Q) How do you think the coach to player dynamic should work?
A) “A great coach should be willing to listen to some of your thoughts and concerns, but ultimately they should be someone who embraces having a powerful say on the team and use it correctly. They can also read the court, like when a drill isn’t working well or when a player is feeling down and can figure out how to turn that around.”
Q) What is the most important characteristic you think a team should have? How do you think BU is working to achieve this?
A) “Trust definitely. I think it just comes with time. When you learn how other people on your team play you can understand when people are going to do what. I think our team does a pretty good job with that, and I think at this point in the season the new players are starting to mesh in really well.”
Q) How does this BU team differ from any team you have play with before?
A) “Everyone on the team is really close this year. There isn’t anyone that does not get along. It makes it a lot easier to be on a team with no conflict. I think this year we try and have a little more fun out there, there’s a less serious feeling even though we know we need to work really hard.
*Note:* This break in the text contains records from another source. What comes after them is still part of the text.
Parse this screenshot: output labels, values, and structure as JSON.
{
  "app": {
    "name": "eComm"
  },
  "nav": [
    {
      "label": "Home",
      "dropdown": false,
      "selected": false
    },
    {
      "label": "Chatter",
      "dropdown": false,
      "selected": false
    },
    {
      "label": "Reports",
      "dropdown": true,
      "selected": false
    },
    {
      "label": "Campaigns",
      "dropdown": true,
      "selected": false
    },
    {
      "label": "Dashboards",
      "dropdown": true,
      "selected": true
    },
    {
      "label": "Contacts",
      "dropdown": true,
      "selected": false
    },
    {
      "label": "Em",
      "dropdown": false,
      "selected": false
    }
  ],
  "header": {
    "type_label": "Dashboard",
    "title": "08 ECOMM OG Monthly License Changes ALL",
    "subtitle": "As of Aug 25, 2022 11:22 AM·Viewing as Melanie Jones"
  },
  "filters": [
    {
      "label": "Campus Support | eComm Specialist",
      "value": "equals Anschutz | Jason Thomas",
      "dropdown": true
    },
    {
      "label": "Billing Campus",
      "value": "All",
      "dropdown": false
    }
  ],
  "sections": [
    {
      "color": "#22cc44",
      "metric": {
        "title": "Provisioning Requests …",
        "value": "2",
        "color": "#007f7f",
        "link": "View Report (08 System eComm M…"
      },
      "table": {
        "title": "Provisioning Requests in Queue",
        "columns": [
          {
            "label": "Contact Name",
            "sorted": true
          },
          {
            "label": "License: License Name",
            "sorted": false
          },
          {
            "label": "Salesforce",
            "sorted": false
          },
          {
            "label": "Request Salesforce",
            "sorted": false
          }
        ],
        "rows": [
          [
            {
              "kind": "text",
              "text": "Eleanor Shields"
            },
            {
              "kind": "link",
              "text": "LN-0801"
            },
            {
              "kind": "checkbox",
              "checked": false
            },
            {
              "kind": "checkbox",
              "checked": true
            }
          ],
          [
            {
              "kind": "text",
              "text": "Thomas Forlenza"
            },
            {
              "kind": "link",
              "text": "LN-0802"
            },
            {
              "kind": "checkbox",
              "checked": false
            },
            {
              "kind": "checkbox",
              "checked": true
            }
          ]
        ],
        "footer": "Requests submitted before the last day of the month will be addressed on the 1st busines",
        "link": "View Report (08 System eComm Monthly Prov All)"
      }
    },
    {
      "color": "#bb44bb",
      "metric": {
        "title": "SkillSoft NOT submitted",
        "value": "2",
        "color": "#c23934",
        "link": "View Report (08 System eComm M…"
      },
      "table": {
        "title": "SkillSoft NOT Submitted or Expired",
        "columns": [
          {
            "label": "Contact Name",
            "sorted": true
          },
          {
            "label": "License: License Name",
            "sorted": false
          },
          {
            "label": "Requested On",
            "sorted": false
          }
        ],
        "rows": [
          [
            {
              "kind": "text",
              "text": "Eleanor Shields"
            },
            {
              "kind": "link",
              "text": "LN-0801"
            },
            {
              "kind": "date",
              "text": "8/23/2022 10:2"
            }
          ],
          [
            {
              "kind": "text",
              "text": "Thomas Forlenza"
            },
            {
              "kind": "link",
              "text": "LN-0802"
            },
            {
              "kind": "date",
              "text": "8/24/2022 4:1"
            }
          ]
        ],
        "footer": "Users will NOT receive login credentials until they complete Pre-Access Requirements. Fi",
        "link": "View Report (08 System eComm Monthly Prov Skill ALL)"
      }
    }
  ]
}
I think the fun attitude helps with energy and playing loose.”
Q) Where do you think the BU team has made the biggest improvements from last season?
A) “On the court we switched to a 6-2, so it’s nice having 3 or 4 hitting options in every rotation. I think we are a little closer this year too. I think it has a lot to do with how the leadership has taken charge and more commitment from everyone on the team.”
Q) Is there a particular teammate you would like to give a shout out to, why?
A) “I’d like to give a shout out to Kelsey, she’s been working really hard at practice and is definitely one of the people on the court I trust the most to stay calm and always have a positive attitude.”
Q) If you had to define your role within the team, what would it be?
A) “I like to think I try and keep a positive happy attitude on the court. I try and bring other people up on the court if it looks like they’re feeling down. Alex is our president but I like to think I help her lead since it is a lot to take on by herself.”
Q) Why do you think having leaders besides a coach is important?
A) “The coach isn’t on the court, and it’s a lot easier to get mad at a coach than it is to get mad at a teammate. Knowing your teammates are there for you, it’s really big to have on the court.”
Q) What is the most important thing you think volleyball has given you?
A) “How to control my own emotions and actions. You can see how much it reflects on everyone else while you’re out there, so I have to be mindful about how I act because it is much bigger than me.”
Q) One last chance to say anything meaningful to your team.
A) “The volleyball team has been such an awesome and important part of my college experience, and I look forward to going into practice every day to let off steam, decompress, and I love that you guys make it so fun.”
Q) What are you thankful for this thanksgiving?
A) “Is it too lame if I say my friends and family. Also being done with my schoolwork.” -That is not lame at all Alana. As Richard would say, “Very cool!”
Q) What is something anyone on the team can do that indirectly helps them lead the team?
A) “Seeing someone on your team work really hard for something whether its chasing down a ball, a crazy up, big block, amazing kill. Seeing someone work that hard it makes you say I can work that hard too and makes you want play up to that level.”
If you missed the Q&A with the BU Women's Volleyball Club president, Alex Braverman, check it out here! And if you are interested in trying out for the team or getting to know a little more about them before you make your decision, check out their twitter, facebook, and bu.edu page!